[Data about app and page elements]

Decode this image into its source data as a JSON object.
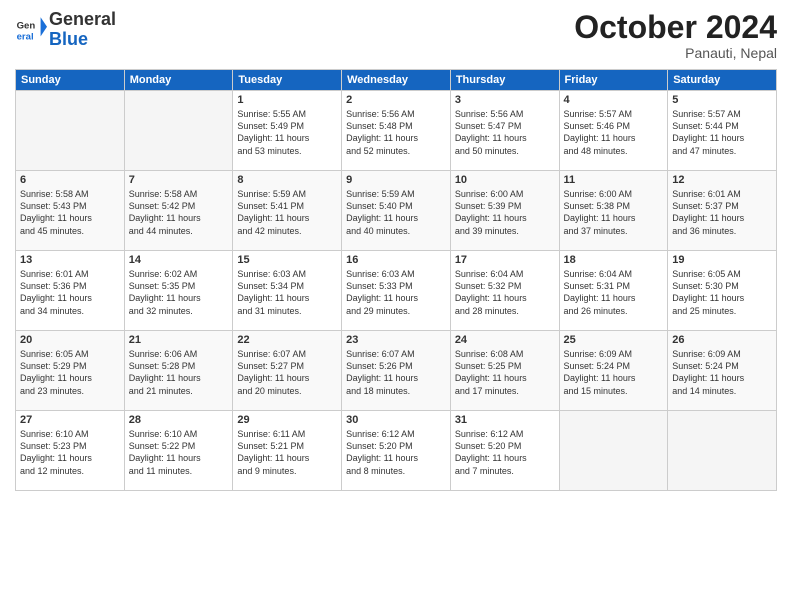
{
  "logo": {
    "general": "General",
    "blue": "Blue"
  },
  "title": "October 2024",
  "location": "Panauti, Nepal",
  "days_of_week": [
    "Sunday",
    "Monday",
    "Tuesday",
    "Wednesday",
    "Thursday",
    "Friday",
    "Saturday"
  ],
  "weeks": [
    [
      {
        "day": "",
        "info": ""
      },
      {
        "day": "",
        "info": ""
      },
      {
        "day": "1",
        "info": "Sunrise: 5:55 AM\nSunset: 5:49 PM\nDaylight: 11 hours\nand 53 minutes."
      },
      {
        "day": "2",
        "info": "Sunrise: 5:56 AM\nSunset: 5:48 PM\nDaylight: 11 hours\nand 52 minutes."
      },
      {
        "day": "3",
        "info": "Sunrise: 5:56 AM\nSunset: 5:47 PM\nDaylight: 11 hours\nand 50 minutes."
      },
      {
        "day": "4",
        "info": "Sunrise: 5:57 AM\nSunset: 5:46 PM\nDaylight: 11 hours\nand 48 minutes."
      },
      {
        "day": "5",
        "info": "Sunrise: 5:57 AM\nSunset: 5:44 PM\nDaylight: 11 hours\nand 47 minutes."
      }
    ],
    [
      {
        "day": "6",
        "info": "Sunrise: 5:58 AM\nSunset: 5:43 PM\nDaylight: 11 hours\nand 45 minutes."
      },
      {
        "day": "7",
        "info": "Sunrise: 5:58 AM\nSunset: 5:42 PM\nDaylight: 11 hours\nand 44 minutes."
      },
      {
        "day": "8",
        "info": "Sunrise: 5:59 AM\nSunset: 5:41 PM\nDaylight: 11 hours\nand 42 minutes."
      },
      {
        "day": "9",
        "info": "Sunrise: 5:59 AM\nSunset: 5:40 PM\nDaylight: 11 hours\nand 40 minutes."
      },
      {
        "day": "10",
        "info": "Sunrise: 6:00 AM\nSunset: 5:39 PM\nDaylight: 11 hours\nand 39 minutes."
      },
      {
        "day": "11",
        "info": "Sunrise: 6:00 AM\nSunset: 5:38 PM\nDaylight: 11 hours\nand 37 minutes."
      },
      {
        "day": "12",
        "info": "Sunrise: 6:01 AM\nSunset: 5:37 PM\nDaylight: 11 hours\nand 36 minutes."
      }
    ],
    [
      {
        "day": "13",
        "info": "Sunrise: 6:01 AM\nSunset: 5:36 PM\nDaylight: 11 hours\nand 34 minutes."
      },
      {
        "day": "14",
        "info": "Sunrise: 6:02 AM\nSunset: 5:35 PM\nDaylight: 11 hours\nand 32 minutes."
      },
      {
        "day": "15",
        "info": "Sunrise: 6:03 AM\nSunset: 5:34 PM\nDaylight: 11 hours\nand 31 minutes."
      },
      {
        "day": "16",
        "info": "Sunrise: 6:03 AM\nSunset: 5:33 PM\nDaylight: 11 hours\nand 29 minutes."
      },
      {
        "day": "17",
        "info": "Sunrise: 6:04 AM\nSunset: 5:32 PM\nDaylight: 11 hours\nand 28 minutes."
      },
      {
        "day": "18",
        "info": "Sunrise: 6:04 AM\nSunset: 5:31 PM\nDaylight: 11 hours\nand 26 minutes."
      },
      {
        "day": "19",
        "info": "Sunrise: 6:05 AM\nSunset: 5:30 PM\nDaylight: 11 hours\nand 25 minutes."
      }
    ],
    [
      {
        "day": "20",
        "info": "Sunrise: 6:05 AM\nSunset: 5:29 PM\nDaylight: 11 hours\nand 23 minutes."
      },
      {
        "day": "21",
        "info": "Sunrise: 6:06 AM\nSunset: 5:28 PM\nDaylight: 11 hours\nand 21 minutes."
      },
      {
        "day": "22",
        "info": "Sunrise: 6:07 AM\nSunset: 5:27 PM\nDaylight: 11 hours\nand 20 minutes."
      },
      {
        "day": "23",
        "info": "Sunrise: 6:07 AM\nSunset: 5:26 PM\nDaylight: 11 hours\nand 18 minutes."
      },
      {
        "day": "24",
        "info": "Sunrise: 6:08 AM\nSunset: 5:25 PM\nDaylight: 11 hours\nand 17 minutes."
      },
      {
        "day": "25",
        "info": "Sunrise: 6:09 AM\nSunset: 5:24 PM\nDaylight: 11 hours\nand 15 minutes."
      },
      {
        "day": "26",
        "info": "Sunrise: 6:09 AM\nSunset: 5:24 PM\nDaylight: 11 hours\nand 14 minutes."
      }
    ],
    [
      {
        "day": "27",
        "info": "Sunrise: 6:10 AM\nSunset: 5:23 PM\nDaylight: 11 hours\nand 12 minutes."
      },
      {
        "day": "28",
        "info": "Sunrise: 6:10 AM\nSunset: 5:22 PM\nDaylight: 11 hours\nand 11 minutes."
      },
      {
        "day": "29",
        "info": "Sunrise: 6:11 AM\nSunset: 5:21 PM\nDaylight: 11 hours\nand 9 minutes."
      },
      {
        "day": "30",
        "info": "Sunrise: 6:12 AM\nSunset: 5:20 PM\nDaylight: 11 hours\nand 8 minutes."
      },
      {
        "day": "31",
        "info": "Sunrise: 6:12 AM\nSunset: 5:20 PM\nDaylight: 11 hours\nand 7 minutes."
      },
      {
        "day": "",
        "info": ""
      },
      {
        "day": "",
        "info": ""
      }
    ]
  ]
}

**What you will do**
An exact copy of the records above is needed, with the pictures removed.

**Written response**
Decode this image into its source data as a JSON object.
{
  "logo": {
    "general": "General",
    "blue": "Blue"
  },
  "title": "October 2024",
  "location": "Panauti, Nepal",
  "days_of_week": [
    "Sunday",
    "Monday",
    "Tuesday",
    "Wednesday",
    "Thursday",
    "Friday",
    "Saturday"
  ],
  "weeks": [
    [
      {
        "day": "",
        "info": ""
      },
      {
        "day": "",
        "info": ""
      },
      {
        "day": "1",
        "info": "Sunrise: 5:55 AM\nSunset: 5:49 PM\nDaylight: 11 hours\nand 53 minutes."
      },
      {
        "day": "2",
        "info": "Sunrise: 5:56 AM\nSunset: 5:48 PM\nDaylight: 11 hours\nand 52 minutes."
      },
      {
        "day": "3",
        "info": "Sunrise: 5:56 AM\nSunset: 5:47 PM\nDaylight: 11 hours\nand 50 minutes."
      },
      {
        "day": "4",
        "info": "Sunrise: 5:57 AM\nSunset: 5:46 PM\nDaylight: 11 hours\nand 48 minutes."
      },
      {
        "day": "5",
        "info": "Sunrise: 5:57 AM\nSunset: 5:44 PM\nDaylight: 11 hours\nand 47 minutes."
      }
    ],
    [
      {
        "day": "6",
        "info": "Sunrise: 5:58 AM\nSunset: 5:43 PM\nDaylight: 11 hours\nand 45 minutes."
      },
      {
        "day": "7",
        "info": "Sunrise: 5:58 AM\nSunset: 5:42 PM\nDaylight: 11 hours\nand 44 minutes."
      },
      {
        "day": "8",
        "info": "Sunrise: 5:59 AM\nSunset: 5:41 PM\nDaylight: 11 hours\nand 42 minutes."
      },
      {
        "day": "9",
        "info": "Sunrise: 5:59 AM\nSunset: 5:40 PM\nDaylight: 11 hours\nand 40 minutes."
      },
      {
        "day": "10",
        "info": "Sunrise: 6:00 AM\nSunset: 5:39 PM\nDaylight: 11 hours\nand 39 minutes."
      },
      {
        "day": "11",
        "info": "Sunrise: 6:00 AM\nSunset: 5:38 PM\nDaylight: 11 hours\nand 37 minutes."
      },
      {
        "day": "12",
        "info": "Sunrise: 6:01 AM\nSunset: 5:37 PM\nDaylight: 11 hours\nand 36 minutes."
      }
    ],
    [
      {
        "day": "13",
        "info": "Sunrise: 6:01 AM\nSunset: 5:36 PM\nDaylight: 11 hours\nand 34 minutes."
      },
      {
        "day": "14",
        "info": "Sunrise: 6:02 AM\nSunset: 5:35 PM\nDaylight: 11 hours\nand 32 minutes."
      },
      {
        "day": "15",
        "info": "Sunrise: 6:03 AM\nSunset: 5:34 PM\nDaylight: 11 hours\nand 31 minutes."
      },
      {
        "day": "16",
        "info": "Sunrise: 6:03 AM\nSunset: 5:33 PM\nDaylight: 11 hours\nand 29 minutes."
      },
      {
        "day": "17",
        "info": "Sunrise: 6:04 AM\nSunset: 5:32 PM\nDaylight: 11 hours\nand 28 minutes."
      },
      {
        "day": "18",
        "info": "Sunrise: 6:04 AM\nSunset: 5:31 PM\nDaylight: 11 hours\nand 26 minutes."
      },
      {
        "day": "19",
        "info": "Sunrise: 6:05 AM\nSunset: 5:30 PM\nDaylight: 11 hours\nand 25 minutes."
      }
    ],
    [
      {
        "day": "20",
        "info": "Sunrise: 6:05 AM\nSunset: 5:29 PM\nDaylight: 11 hours\nand 23 minutes."
      },
      {
        "day": "21",
        "info": "Sunrise: 6:06 AM\nSunset: 5:28 PM\nDaylight: 11 hours\nand 21 minutes."
      },
      {
        "day": "22",
        "info": "Sunrise: 6:07 AM\nSunset: 5:27 PM\nDaylight: 11 hours\nand 20 minutes."
      },
      {
        "day": "23",
        "info": "Sunrise: 6:07 AM\nSunset: 5:26 PM\nDaylight: 11 hours\nand 18 minutes."
      },
      {
        "day": "24",
        "info": "Sunrise: 6:08 AM\nSunset: 5:25 PM\nDaylight: 11 hours\nand 17 minutes."
      },
      {
        "day": "25",
        "info": "Sunrise: 6:09 AM\nSunset: 5:24 PM\nDaylight: 11 hours\nand 15 minutes."
      },
      {
        "day": "26",
        "info": "Sunrise: 6:09 AM\nSunset: 5:24 PM\nDaylight: 11 hours\nand 14 minutes."
      }
    ],
    [
      {
        "day": "27",
        "info": "Sunrise: 6:10 AM\nSunset: 5:23 PM\nDaylight: 11 hours\nand 12 minutes."
      },
      {
        "day": "28",
        "info": "Sunrise: 6:10 AM\nSunset: 5:22 PM\nDaylight: 11 hours\nand 11 minutes."
      },
      {
        "day": "29",
        "info": "Sunrise: 6:11 AM\nSunset: 5:21 PM\nDaylight: 11 hours\nand 9 minutes."
      },
      {
        "day": "30",
        "info": "Sunrise: 6:12 AM\nSunset: 5:20 PM\nDaylight: 11 hours\nand 8 minutes."
      },
      {
        "day": "31",
        "info": "Sunrise: 6:12 AM\nSunset: 5:20 PM\nDaylight: 11 hours\nand 7 minutes."
      },
      {
        "day": "",
        "info": ""
      },
      {
        "day": "",
        "info": ""
      }
    ]
  ]
}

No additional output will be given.